1.28 Bitmap Indices Bitmap indices are a special type of index designed for efficient querying on multiple keys Records in a relation are assumed to be numbered sequentially from, say, 0 Given a number n it must be easy to retrieve record n Particularly easy if records are of fixed size Applicable on attributes that take on a relatively small number of distinct values E.g. gender, country, state, … E.g. income-level (income broken up into a small number of levels such as , , , infinity) A bitmap is simply an array of bits
1.29 Bitmap Indices (Cont.) In its simplest form a bitmap index on an attribute has a bitmap for each value of the attribute Bitmap has as many bits as records In a bitmap for value v, the bit for a record is 1 if the record has the value v for the attribute, and is 0 otherwise
1.30 Bitmap Indices (Cont.) Bitmap indices are useful for queries on multiple attributes not particularly useful for single attribute queries Queries are answered using bitmap operations Intersection (and) Union (or) Complementation (not) Each operation takes two bitmaps of the same size and applies the operation on corresponding bits to get the result bitmap E.g AND = OR = NOT = Males with income level L1: AND = Can then retrieve required tuples. Counting number of matching tuples is even faster
1.31 Bitmap Indices (Cont.) Bitmap indices generally very small compared with relation size E.g. if record is 100 bytes, space for a single bitmap is 1/800 of space used by relation. If number of distinct attribute values is 8, bitmap is only 1% of relation size Deletion needs to be handled properly Existence bitmap to note if there is a valid record at a record location Needed for complementation not(A=v): (NOT bitmap-A-v) AND ExistenceBitmap Should keep bitmaps for all values, even null value To correctly handle SQL null semantics for NOT(A=v): intersect above result with (NOT bitmap-A-Null)
1.32 Efficient Implementation of Bitmap Operations Bitmaps are packed into words; a single word and (a basic CPU instruction) computes and of 32 or 64 bits at once E.g. 1-million-bit maps can be and-ed with just 31,250 instruction Counting number of 1s can be done fast by a trick: Use each byte to index into a precomputed array of 256 elements each storing the count of 1s in the binary representation Can use pairs of bytes to speed up further at a higher memory cost Add up the retrieved counts Bitmaps can be used instead of Tuple-ID lists at leaf levels of B + -trees, for values that have a large number of matching records Worthwhile if > 1/64 of the records have that value, assuming a tuple-id is 64 bits Above technique merges benefits of bitmap and B + -tree indices
1.33 Index Definition in SQL Create an index create index on ( ) E.g.: create index b-index on branch(branch_name) Use create unique index to indirectly specify and enforce the condition that the search key is a candidate key is a candidate key.

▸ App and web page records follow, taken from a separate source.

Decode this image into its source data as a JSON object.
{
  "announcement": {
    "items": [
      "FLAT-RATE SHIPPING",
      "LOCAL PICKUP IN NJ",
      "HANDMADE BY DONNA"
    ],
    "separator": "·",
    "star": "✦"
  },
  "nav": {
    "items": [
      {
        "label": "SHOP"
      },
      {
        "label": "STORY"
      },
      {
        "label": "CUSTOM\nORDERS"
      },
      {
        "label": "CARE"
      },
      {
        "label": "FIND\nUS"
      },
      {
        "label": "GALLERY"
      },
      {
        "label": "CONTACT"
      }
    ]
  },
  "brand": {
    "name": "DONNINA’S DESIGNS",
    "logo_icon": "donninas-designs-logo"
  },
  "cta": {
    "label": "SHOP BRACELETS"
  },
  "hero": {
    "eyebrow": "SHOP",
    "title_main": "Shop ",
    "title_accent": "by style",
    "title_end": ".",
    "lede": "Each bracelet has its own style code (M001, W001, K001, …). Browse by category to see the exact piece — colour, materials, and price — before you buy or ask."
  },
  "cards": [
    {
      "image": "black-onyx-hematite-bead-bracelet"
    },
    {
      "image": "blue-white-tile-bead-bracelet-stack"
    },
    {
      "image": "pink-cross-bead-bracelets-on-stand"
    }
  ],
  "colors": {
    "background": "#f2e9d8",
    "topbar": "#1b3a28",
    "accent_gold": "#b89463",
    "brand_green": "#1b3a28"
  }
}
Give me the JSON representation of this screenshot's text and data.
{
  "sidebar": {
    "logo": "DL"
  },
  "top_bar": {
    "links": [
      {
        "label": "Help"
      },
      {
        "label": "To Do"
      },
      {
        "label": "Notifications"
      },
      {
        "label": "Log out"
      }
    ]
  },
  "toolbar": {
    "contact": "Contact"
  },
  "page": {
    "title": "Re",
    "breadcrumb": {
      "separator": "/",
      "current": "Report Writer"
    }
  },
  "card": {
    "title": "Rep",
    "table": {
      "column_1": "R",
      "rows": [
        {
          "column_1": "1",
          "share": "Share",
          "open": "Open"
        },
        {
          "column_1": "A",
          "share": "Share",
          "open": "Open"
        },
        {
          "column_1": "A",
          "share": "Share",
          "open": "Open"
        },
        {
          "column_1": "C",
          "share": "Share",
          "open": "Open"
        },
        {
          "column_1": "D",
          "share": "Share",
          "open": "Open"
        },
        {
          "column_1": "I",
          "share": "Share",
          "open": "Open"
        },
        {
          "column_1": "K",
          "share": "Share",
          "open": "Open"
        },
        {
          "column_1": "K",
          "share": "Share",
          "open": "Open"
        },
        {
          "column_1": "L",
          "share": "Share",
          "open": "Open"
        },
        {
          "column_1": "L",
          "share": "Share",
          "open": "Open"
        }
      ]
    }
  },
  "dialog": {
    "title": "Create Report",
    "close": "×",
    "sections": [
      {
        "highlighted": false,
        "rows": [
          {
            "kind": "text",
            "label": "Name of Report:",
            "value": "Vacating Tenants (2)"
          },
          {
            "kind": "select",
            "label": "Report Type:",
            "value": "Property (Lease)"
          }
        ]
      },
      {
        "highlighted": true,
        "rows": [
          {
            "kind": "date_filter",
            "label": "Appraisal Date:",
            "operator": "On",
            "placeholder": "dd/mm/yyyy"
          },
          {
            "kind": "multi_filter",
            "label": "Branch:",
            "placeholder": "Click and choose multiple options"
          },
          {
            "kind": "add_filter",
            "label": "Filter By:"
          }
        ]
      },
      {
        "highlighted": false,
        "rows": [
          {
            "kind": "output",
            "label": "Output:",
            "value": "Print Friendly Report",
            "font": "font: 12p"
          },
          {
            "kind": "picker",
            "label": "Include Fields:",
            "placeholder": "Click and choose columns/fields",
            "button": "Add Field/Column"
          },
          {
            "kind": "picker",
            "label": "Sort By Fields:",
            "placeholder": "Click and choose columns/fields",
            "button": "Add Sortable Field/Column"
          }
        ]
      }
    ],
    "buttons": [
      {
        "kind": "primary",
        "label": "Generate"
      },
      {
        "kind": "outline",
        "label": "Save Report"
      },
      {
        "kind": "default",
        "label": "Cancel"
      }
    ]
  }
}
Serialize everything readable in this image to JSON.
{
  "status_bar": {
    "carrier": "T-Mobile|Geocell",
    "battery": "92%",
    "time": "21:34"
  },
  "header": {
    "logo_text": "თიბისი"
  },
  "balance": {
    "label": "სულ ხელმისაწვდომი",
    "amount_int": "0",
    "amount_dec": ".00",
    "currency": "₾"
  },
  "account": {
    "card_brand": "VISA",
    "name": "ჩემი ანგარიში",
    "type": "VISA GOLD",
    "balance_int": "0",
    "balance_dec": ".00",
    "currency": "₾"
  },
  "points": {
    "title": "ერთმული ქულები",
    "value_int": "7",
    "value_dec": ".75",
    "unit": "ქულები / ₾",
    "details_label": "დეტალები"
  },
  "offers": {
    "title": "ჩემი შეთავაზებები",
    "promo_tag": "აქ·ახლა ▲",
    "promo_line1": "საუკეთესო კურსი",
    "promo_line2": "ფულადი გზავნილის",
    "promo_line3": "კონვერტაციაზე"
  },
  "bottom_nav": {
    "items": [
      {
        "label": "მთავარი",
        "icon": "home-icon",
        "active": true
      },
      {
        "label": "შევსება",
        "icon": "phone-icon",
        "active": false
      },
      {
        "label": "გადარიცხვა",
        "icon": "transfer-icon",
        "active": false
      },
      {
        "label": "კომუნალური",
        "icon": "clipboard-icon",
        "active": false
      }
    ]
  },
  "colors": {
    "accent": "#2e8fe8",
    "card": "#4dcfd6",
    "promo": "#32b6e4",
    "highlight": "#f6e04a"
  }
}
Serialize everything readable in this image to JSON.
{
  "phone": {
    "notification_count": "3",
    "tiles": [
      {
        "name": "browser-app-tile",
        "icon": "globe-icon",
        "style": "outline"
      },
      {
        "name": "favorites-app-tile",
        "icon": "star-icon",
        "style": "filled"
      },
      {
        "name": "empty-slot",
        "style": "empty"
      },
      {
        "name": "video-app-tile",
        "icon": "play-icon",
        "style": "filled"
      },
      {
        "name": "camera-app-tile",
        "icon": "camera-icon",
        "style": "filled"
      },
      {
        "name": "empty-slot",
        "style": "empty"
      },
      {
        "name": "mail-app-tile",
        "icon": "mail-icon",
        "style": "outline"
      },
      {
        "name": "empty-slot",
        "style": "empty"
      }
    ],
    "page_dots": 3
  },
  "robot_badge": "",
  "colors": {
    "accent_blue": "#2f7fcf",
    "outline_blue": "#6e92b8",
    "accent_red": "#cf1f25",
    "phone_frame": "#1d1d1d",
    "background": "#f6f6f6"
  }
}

Not really required if SQL unique integrity constraint is supported To drop an index drop index Most database systems allow specification of type of index, and clustering.